In a Twitter post on Sunday, Moore detailed the alleged incident saying that police officers pulled guns on him and assumed that he had a firearm and drugs. He also noted that police allegedly unzipped his pants to find the weapon Moore repeatedly said he didn’t have. When Moore allegedly tried to record the officers for “documentation of harassment” with his cellphone, he says it was snatched from him.
Moore, a freshman, says the officers let him go once he told them he was an LSU football player.
According to the City Police Chief Murphy Paul, all three officers involved in the incident have been put on paid administrative leave.
“We appreciate Mr. Moore bringing this incident to our attention,” Paul said in a statement. “As in every case, we will be collecting all available evidence and conducting interviews. “Accountability and transparency are critical in building trust with the community. I pledge a thorough investigation into this complaint.”
Moore’s situation is all too common for Black people in America.
According to a Pew Research study, Black adults are five times more likely to say they’ve been unfairly stopped by law enforcement. This has been a huge problem for Black individuals in this country for decades despite their accomplishments or status. During the height of New York City’s Stop-and-Frisk era, Blacks were stopped by police more than any other race. According to the NYCLU, in 2010 the NYPD recorded 601,285 stops. Despite making up just 22 percent of the population of New York City at the time, Blacks accounted for 54 percent of stops (315,083). Whites made up just 9 percent of stops despite being over 33 percent of the population.
We saw altercations between the police and the Black community capture the country’s attention this summer in the wake of George Floyd and Breonna Taylor’s murder as well as the shooting of Jacob Blake.
These incidents are nothing new for this country and will not be fixed overnight just because someone else is in the White House.
That sentiment was communicated by Moore himself after his alleged encounter with police.
“As some celebrate the election of a new president, understand the real problems have not changed,” said Moore. “I could have lost my life and I know for a fact nothing would have happened to the guys who did it.”
LSU Head Coach Ed Orgeron released a statement about the situation, along with AD Scott Woodward.
As the investigation ensues, hopefully, true justice will be served to these officers based on their actions. No human being should have to fear for his or her life and be subjected to harassment.

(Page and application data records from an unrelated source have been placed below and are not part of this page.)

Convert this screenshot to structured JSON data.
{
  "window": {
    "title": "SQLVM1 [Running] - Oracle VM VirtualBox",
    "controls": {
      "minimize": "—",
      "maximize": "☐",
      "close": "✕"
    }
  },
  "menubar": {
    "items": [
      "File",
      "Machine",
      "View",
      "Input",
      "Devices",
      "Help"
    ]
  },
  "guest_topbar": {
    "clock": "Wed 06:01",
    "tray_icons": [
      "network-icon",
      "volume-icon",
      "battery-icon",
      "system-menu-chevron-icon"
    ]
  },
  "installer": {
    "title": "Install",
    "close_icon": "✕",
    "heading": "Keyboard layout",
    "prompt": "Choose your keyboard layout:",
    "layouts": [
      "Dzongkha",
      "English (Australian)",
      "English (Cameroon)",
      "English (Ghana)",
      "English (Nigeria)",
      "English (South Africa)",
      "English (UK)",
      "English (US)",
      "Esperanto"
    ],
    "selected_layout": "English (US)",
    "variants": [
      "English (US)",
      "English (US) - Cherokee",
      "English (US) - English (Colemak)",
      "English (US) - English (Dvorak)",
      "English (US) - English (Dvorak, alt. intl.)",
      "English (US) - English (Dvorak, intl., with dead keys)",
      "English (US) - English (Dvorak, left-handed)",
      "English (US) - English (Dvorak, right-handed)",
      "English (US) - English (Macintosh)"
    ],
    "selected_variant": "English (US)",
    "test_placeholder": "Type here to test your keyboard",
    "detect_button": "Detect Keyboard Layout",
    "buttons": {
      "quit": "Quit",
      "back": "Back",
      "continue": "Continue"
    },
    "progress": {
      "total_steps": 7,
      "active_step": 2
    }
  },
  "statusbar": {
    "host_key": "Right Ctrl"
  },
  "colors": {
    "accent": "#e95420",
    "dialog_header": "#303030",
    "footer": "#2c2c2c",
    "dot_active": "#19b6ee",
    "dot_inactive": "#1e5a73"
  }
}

If Moore’s post told us anything it’s that we cannot relax. There are still multiple steps that need to be taken to fix the ills of this country.
This is not the time to rest, because injustice refuses to take a break.